Nearly 40 percent of children in rural Idaho are enrolled in Medicaid. (Honza Soukup/Flickr)
Nearly 40 percent of children in rural Idaho are enrolled in Medicaid. (Honza Soukup/Flickr)
June 8, 2017

BOISE, Idaho – A new report shows Medicaid is critical for providing rural children in Idaho and across the country access to the care they need to stay healthy.

The Georgetown University Center for Children and Families finds 39 percent of children in rural parts of the Gem State are enrolled in Medicaid, compared with 35 percent in metro areas.

Between 2009 and 2015, Medicaid also helped reduce the rate of uninsured children in small town Idaho by 5 percent.

Christine Tiddens, a member of the health care advocacy group Close the Gap Idaho, says the program is vitally important to rural Idahoans.

"We know that Medicaid's a lifeline that really runs through rural parts of our state, and it ensures that the most vulnerable among us – so our children, our seniors, individuals with disabilities – really get the care that they need," she states.

Tiddens adds 73 percent of Medicaid enrollees in Idaho are children.

The number of children on Medicaid rose by seven percentage points from 2009 to 2015 in the state.

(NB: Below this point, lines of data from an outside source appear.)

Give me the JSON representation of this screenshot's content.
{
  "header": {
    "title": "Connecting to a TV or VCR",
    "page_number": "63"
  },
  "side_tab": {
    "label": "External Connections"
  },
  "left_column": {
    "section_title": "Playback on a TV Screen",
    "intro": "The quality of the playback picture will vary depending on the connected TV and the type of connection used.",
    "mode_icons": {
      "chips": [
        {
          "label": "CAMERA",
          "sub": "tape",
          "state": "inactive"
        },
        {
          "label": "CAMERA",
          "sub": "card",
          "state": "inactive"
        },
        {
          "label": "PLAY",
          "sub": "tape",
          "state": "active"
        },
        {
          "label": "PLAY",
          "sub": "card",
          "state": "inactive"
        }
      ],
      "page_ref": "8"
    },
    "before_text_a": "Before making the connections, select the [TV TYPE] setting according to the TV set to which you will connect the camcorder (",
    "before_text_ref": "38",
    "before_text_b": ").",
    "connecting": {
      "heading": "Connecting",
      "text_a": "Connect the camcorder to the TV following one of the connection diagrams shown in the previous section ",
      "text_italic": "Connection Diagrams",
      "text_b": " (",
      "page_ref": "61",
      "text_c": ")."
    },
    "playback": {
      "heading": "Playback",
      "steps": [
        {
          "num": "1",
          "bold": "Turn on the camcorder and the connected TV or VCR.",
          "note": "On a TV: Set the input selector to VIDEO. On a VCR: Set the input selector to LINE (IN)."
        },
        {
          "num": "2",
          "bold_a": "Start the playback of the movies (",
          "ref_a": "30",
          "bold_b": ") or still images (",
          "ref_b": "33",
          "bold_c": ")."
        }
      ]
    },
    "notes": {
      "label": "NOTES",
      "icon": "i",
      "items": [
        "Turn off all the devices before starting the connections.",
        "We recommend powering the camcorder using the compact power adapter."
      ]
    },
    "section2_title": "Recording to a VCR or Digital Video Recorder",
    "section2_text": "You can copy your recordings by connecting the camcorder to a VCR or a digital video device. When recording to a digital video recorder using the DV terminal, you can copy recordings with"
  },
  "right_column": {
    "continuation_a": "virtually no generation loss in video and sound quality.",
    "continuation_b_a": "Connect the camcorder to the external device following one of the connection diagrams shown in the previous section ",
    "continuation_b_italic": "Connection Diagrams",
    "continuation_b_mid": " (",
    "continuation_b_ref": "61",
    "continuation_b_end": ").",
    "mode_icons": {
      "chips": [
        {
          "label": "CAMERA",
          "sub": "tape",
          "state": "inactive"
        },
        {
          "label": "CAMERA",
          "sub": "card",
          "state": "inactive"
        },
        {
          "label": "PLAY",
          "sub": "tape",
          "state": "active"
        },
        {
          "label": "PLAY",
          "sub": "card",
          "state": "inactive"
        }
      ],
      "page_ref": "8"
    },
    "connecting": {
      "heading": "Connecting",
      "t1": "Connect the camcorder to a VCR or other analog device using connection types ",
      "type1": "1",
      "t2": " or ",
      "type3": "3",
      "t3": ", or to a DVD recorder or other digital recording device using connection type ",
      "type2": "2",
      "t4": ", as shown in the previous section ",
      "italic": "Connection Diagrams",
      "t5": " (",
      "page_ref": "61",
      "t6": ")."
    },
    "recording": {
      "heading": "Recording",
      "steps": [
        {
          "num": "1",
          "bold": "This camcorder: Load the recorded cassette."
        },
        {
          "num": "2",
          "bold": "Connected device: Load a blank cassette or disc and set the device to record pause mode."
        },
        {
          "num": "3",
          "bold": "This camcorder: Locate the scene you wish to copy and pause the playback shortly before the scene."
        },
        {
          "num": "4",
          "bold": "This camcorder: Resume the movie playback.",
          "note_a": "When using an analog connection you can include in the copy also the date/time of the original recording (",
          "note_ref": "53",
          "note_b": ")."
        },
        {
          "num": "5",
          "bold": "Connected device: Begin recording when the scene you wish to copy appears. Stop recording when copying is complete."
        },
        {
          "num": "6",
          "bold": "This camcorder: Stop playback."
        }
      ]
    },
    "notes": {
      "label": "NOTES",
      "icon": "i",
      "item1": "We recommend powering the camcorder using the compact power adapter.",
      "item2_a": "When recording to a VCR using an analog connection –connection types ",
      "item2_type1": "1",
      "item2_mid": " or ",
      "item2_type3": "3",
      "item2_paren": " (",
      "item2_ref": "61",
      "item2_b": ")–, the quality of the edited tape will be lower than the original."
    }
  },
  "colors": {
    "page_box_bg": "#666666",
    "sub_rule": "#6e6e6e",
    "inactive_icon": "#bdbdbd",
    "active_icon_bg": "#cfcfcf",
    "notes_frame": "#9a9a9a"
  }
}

President Donald Trump's proposed budget and the U.S. House health care plan could change that, slashing more than a trillion dollars from Medicaid over the next decade.

Joan Alker, executive director of the Georgetown University Center for Children and Families, says the proposed cuts to Medicaid would have an outsized impact on rural communities, many of which are still struggling economically from the recession.

"Children and families living in small towns and rural areas risk losing access to health care and their protection from rising health care costs as Medicaid funding is cut, as congressional leaders are currently thinking about," she stresses.

Besides providing access to medical care, Alker says Medicaid also protects families from medical debt and bankruptcy.

And she notes the program shores up local economic security by helping rural health centers and hospitals keep their doors open.



Eric Tegethoff, Public News Service - ID